Apple has always had a firm stance on its use of encryptions and user privacy. This has often been a point of positivity from a consumer standpoint but it’s become a point of contention when the FBI and politicians are involved.
Recently, Apple’s Senior Director of Global Privacy Jane Horvath spoke on a panel during CES in Las Vegas, according to Bloomberg‘s report. During the panel, Horvath defended Apple’s encryption policies. iPhones and other Apple devices are often lost or stolen, so Apple has taken the appropriate measures in order to secure user data.
That, of course, is only a small piece of the bigger picture. When the FBI gets involved, Apple has willingly assisted in investigations—to an extent. In reference to a Florida shooting, where a gunman shot and killed three people on a naval base, authorities wanted access to his smartphone and approached Apple. The company went on to state: “When the FBI requested information from us relating to this case a month ago we gave them all of the data in our possession and we will continue to support them with the data we have available.”

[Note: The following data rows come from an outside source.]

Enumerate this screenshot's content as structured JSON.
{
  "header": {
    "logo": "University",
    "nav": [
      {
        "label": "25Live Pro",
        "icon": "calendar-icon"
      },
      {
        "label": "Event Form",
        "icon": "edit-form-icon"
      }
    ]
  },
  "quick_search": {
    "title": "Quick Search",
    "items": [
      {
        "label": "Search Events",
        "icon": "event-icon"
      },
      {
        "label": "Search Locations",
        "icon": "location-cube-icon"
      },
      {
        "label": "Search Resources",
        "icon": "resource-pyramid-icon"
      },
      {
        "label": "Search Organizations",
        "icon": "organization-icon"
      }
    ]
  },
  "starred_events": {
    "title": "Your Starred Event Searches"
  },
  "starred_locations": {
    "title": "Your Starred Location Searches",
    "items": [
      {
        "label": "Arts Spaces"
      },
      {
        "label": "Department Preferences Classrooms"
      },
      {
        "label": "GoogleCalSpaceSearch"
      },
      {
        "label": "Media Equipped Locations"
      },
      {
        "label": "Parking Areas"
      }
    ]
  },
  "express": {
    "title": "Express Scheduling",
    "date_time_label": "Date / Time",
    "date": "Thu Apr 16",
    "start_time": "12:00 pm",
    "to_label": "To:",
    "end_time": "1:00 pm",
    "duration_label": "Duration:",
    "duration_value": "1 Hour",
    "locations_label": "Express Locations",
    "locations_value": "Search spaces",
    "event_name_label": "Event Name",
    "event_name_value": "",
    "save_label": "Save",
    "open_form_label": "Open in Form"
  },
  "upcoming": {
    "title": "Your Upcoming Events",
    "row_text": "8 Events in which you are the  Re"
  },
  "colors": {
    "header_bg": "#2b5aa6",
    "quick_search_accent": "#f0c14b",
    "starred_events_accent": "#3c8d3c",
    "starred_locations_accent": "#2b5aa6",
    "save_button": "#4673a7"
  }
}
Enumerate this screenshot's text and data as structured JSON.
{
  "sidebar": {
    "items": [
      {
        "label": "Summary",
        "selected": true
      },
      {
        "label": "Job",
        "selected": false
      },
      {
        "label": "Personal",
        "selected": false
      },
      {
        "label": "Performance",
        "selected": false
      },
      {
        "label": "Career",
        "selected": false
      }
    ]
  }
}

This is par for the course when it comes to Apple’s willingness to assist. The company has often given access to iCloud information pertaining to a user during an investigation. However, Apple has been firm to say they are not willing to unlock iPhones to grant access to on-device data. The company has even argued that their encryptions stop them from accessing the data even if they felt inclined. In the Florida case, the shooter was deceased and the FBI was unable to access any recent logs.
Apple has continually stood by its stance despite pushback. As Bloomberg points out, a similar incident, regarding the San Bernadino shooting in 2015 saw authorities approach Apple asking to unlock the shooter’s device. Once again, Apple declined.
The reasons all come back to the importance of privacy in Apple’s eyes. The company has used its encryptions and policies as a one-up over competitors for years. During the CES panel, Horvath used this as a focal point in the discussion. In an example, Horvath explained that Siri only pulls weather from the user’s current city and not exact location via longitude and latitude. She also explained that Apple places a privacy engineer and lawyer on each team as they develop new devices.